- [EXERCISE AIM]: In how many lines of the data does the word "Acceso" appear? Give the number by itself.

- [DATA EXTRACT]:
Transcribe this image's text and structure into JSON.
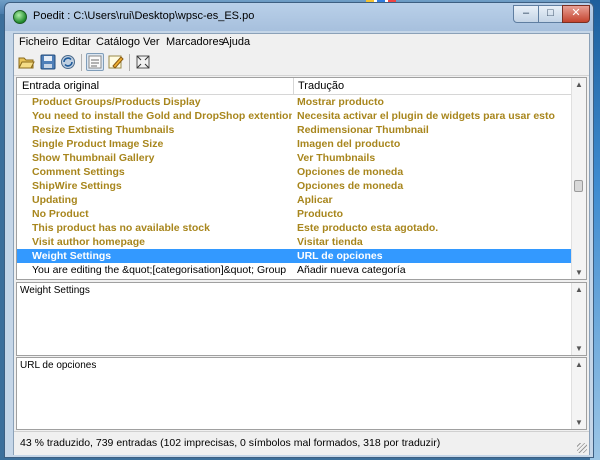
{
  "window": {
    "title": "Poedit : C:\\Users\\rui\\Desktop\\wpsc-es_ES.po",
    "minimize_label": "–",
    "maximize_label": "□",
    "close_label": "✕"
  },
  "menu": {
    "items": [
      "Ficheiro",
      "Editar",
      "Catálogo",
      "Ver",
      "Marcadores",
      "Ajuda"
    ]
  },
  "toolbar": {
    "icons": [
      "open-icon",
      "save-icon",
      "update-icon",
      "validate-icon",
      "edit-comment-icon",
      "fullscreen-icon"
    ]
  },
  "list": {
    "header": {
      "source": "Entrada original",
      "translation": "Tradução"
    },
    "rows": [
      {
        "source": "Product Groups/Products Display",
        "translation": "Mostrar producto",
        "state": "fuzzy"
      },
      {
        "source": "You need to install the Gold and DropShop extentions to use t...",
        "translation": "Necesita activar el plugin de widgets para usar esto",
        "state": "fuzzy"
      },
      {
        "source": "Resize Extisting Thumbnails",
        "translation": "Redimensionar Thumbnail",
        "state": "fuzzy"
      },
      {
        "source": "Single Product Image Size",
        "translation": "Imagen del producto",
        "state": "fuzzy"
      },
      {
        "source": "Show Thumbnail Gallery",
        "translation": "Ver Thumbnails",
        "state": "fuzzy"
      },
      {
        "source": "Comment Settings",
        "translation": "Opciones de moneda",
        "state": "fuzzy"
      },
      {
        "source": "ShipWire Settings",
        "translation": "Opciones de moneda",
        "state": "fuzzy"
      },
      {
        "source": "Updating",
        "translation": "Aplicar",
        "state": "fuzzy"
      },
      {
        "source": "No Product",
        "translation": "Producto",
        "state": "fuzzy"
      },
      {
        "source": "This product has no available stock",
        "translation": "Este producto esta agotado.",
        "state": "fuzzy"
      },
      {
        "source": "Visit author homepage",
        "translation": "Visitar tienda",
        "state": "fuzzy"
      },
      {
        "source": "Weight Settings",
        "translation": "URL de opciones",
        "state": "selected"
      },
      {
        "source": "You are editing the &quot;[categorisation]&quot; Group",
        "translation": "Añadir nueva categoría",
        "state": "plain"
      }
    ]
  },
  "source_text": "Weight Settings",
  "translation_text": "URL de opciones",
  "status": "43 % traduzido, 739 entradas (102 imprecisas, 0 símbolos mal formados, 318 por traduzir)",
  "colors": {
    "fuzzy": "#a8861d",
    "selected": "#3399ff"
  }
}
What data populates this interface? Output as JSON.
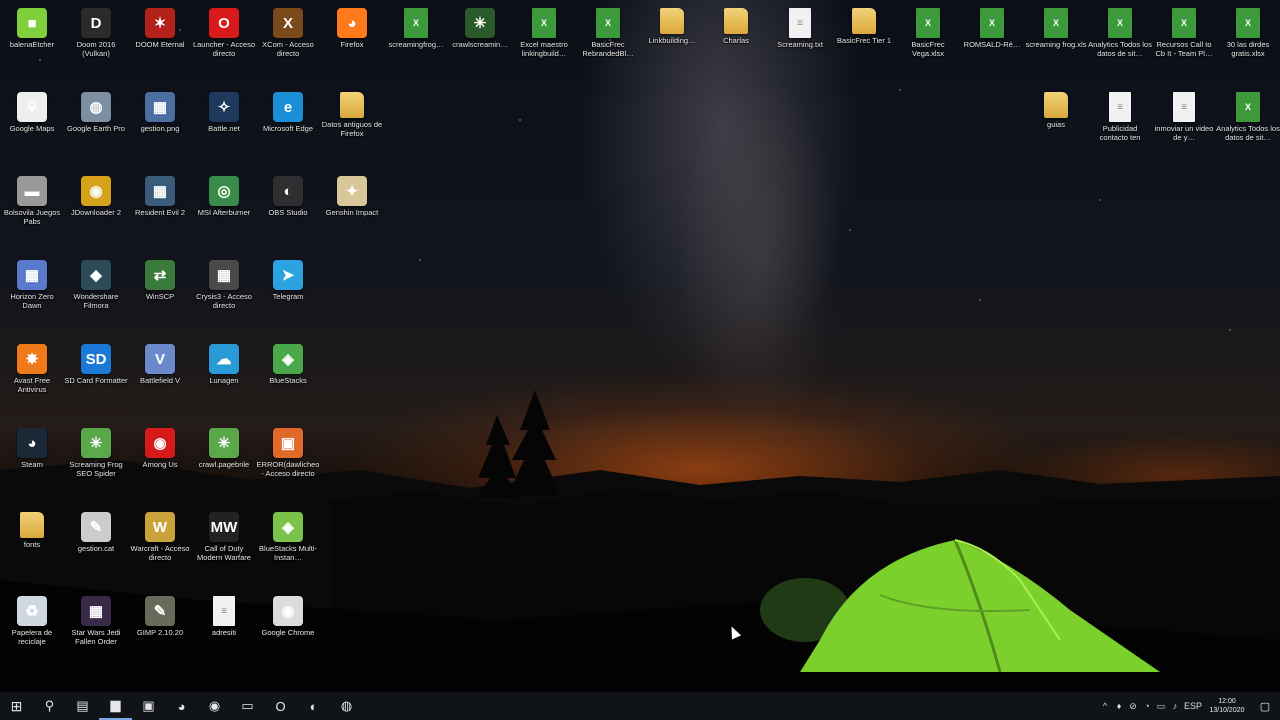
{
  "desktop": {
    "icons": [
      {
        "label": "balenaEtcher",
        "glyph": "■",
        "color": "#7fcf3a",
        "kind": "app"
      },
      {
        "label": "Doom 2016 (Vulkan)",
        "glyph": "D",
        "color": "#2b2b2b",
        "kind": "app"
      },
      {
        "label": "DOOM Eternal",
        "glyph": "✶",
        "color": "#b3221a",
        "kind": "app"
      },
      {
        "label": "Launcher - Acceso directo",
        "glyph": "O",
        "color": "#d91a1a",
        "kind": "app"
      },
      {
        "label": "XCom - Acceso directo",
        "glyph": "X",
        "color": "#7a4a1a",
        "kind": "app"
      },
      {
        "label": "Firefox",
        "glyph": "◕",
        "color": "#ff7a1a",
        "kind": "app"
      },
      {
        "label": "screamingfrog…",
        "glyph": "X",
        "color": "#3c9a3a",
        "kind": "sheet"
      },
      {
        "label": "crawlscreamin…",
        "glyph": "✳",
        "color": "#2a5a2a",
        "kind": "app"
      },
      {
        "label": "Excel maestro linkingbuild…",
        "glyph": "X",
        "color": "#3c9a3a",
        "kind": "sheet"
      },
      {
        "label": "BasicFrec RebrandedBl…",
        "glyph": "X",
        "color": "#3c9a3a",
        "kind": "sheet"
      },
      {
        "label": "Linkbuilding…",
        "glyph": "",
        "color": "#e6c25a",
        "kind": "folder"
      },
      {
        "label": "Charlas",
        "glyph": "",
        "color": "#e6c25a",
        "kind": "folder"
      },
      {
        "label": "Screaming.txt",
        "glyph": "≡",
        "color": "#eee",
        "kind": "doc"
      },
      {
        "label": "BasicFrec Tier 1",
        "glyph": "",
        "color": "#e6c25a",
        "kind": "folder"
      },
      {
        "label": "BasicFrec Vega.xlsx",
        "glyph": "X",
        "color": "#3c9a3a",
        "kind": "sheet"
      },
      {
        "label": "ROMSALD-Ré…",
        "glyph": "X",
        "color": "#3c9a3a",
        "kind": "sheet"
      },
      {
        "label": "screaming frog.xls",
        "glyph": "X",
        "color": "#3c9a3a",
        "kind": "sheet"
      },
      {
        "label": "Analytics Todos los datos de sit…",
        "glyph": "X",
        "color": "#3c9a3a",
        "kind": "sheet"
      },
      {
        "label": "Recursos Call to Cb It - Team Pl…",
        "glyph": "X",
        "color": "#3c9a3a",
        "kind": "sheet"
      },
      {
        "label": "30 las dirdes gratis.xlsx",
        "glyph": "X",
        "color": "#3c9a3a",
        "kind": "sheet"
      },
      {
        "label": "Google Maps",
        "glyph": "⚲",
        "color": "#eee",
        "kind": "app"
      },
      {
        "label": "Google Earth Pro",
        "glyph": "◍",
        "color": "#7d8fa3",
        "kind": "app"
      },
      {
        "label": "gestion.png",
        "glyph": "▦",
        "color": "#4a6fa0",
        "kind": "app"
      },
      {
        "label": "Battle.net",
        "glyph": "✧",
        "color": "#1d3a5e",
        "kind": "app"
      },
      {
        "label": "Microsoft Edge",
        "glyph": "e",
        "color": "#1a8fd6",
        "kind": "app"
      },
      {
        "label": "Datos antiguos de Firefox",
        "glyph": "",
        "color": "#e6c25a",
        "kind": "folder"
      },
      {
        "label": "guias",
        "glyph": "",
        "color": "#e6c25a",
        "kind": "folder"
      },
      {
        "label": "Publicidad contacto ten",
        "glyph": "≡",
        "color": "#eee",
        "kind": "doc"
      },
      {
        "label": "inmoviar un video de y…",
        "glyph": "≡",
        "color": "#eee",
        "kind": "doc"
      },
      {
        "label": "Analytics Todos los datos de sit…",
        "glyph": "X",
        "color": "#3c9a3a",
        "kind": "sheet"
      },
      {
        "label": "Bolsovila Juegos Pabs",
        "glyph": "▬",
        "color": "#999",
        "kind": "app"
      },
      {
        "label": "JDownloader 2",
        "glyph": "◉",
        "color": "#d6a21a",
        "kind": "app"
      },
      {
        "label": "Resident Evil 2",
        "glyph": "▦",
        "color": "#3a5c7a",
        "kind": "app"
      },
      {
        "label": "MSI Afterburner",
        "glyph": "◎",
        "color": "#3a8c4a",
        "kind": "app"
      },
      {
        "label": "OBS Studio",
        "glyph": "◐",
        "color": "#302e31",
        "kind": "app"
      },
      {
        "label": "Genshin Impact",
        "glyph": "✦",
        "color": "#d9c79a",
        "kind": "app"
      },
      {
        "label": "Horizon Zero Dawn",
        "glyph": "▦",
        "color": "#5a7acc",
        "kind": "app"
      },
      {
        "label": "Wondershare Filmora",
        "glyph": "◆",
        "color": "#2d4a58",
        "kind": "app"
      },
      {
        "label": "WinSCP",
        "glyph": "⇄",
        "color": "#3a7a3a",
        "kind": "app"
      },
      {
        "label": "Crysis3 - Acceso directo",
        "glyph": "▦",
        "color": "#4a4a4a",
        "kind": "app"
      },
      {
        "label": "Telegram",
        "glyph": "➤",
        "color": "#2aa3e0",
        "kind": "app"
      },
      {
        "label": "Avast Free Antivirus",
        "glyph": "✸",
        "color": "#f07a1a",
        "kind": "app"
      },
      {
        "label": "SD Card Formatter",
        "glyph": "SD",
        "color": "#1a7ad6",
        "kind": "app"
      },
      {
        "label": "Battlefield V",
        "glyph": "V",
        "color": "#6a8acc",
        "kind": "app"
      },
      {
        "label": "Lunagen",
        "glyph": "☁",
        "color": "#2a9ad6",
        "kind": "app"
      },
      {
        "label": "BlueStacks",
        "glyph": "◈",
        "color": "#4aa84a",
        "kind": "app"
      },
      {
        "label": "Steam",
        "glyph": "◕",
        "color": "#1b2838",
        "kind": "app"
      },
      {
        "label": "Screaming Frog SEO Spider",
        "glyph": "✳",
        "color": "#5aa84a",
        "kind": "app"
      },
      {
        "label": "Among Us",
        "glyph": "◉",
        "color": "#d61a1a",
        "kind": "app"
      },
      {
        "label": "crawl.pagebrile",
        "glyph": "✳",
        "color": "#5aa84a",
        "kind": "app"
      },
      {
        "label": "ERROR(dawlicheo - Acceso directo",
        "glyph": "▣",
        "color": "#e06a2a",
        "kind": "app"
      },
      {
        "label": "fonts",
        "glyph": "",
        "color": "#e6c25a",
        "kind": "folder"
      },
      {
        "label": "gestion.cat",
        "glyph": "✎",
        "color": "#ccc",
        "kind": "app"
      },
      {
        "label": "Warcraft - Acceso directo",
        "glyph": "W",
        "color": "#c9a23a",
        "kind": "app"
      },
      {
        "label": "Call of Duty Modern Warfare",
        "glyph": "MW",
        "color": "#222",
        "kind": "app"
      },
      {
        "label": "BlueStacks Multi-Instan…",
        "glyph": "◈",
        "color": "#7ac24a",
        "kind": "app"
      },
      {
        "label": "Papelera de reciclaje",
        "glyph": "♻",
        "color": "#cfd8e0",
        "kind": "app"
      },
      {
        "label": "Star Wars Jedi Fallen Order",
        "glyph": "▦",
        "color": "#3a2a4a",
        "kind": "app"
      },
      {
        "label": "GIMP 2.10.20",
        "glyph": "✎",
        "color": "#6a6a5a",
        "kind": "app"
      },
      {
        "label": "adresiti",
        "glyph": "≡",
        "color": "#eee",
        "kind": "doc"
      },
      {
        "label": "Google Chrome",
        "glyph": "◉",
        "color": "#dcdcdc",
        "kind": "app"
      }
    ]
  },
  "taskbar": {
    "items": [
      {
        "name": "start-button",
        "glyph": "⊞"
      },
      {
        "name": "search-icon",
        "glyph": "⚲"
      },
      {
        "name": "task-view-icon",
        "glyph": "▤"
      },
      {
        "name": "file-explorer-icon",
        "glyph": "▆"
      },
      {
        "name": "store-icon",
        "glyph": "▣"
      },
      {
        "name": "steam-icon",
        "glyph": "◕"
      },
      {
        "name": "chrome-icon",
        "glyph": "◉"
      },
      {
        "name": "monitor-icon",
        "glyph": "▭"
      },
      {
        "name": "opera-icon",
        "glyph": "O"
      },
      {
        "name": "obs-icon",
        "glyph": "◐"
      },
      {
        "name": "balena-icon",
        "glyph": "◍"
      }
    ],
    "tray": [
      "^",
      "♦",
      "⊘",
      "◔",
      "▭",
      "♪",
      "ESP"
    ],
    "clock_time": "12:00",
    "clock_date": "13/10/2020",
    "notification_glyph": "▢"
  }
}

- [SOLUTION FOR THIS EXERCISE]: 5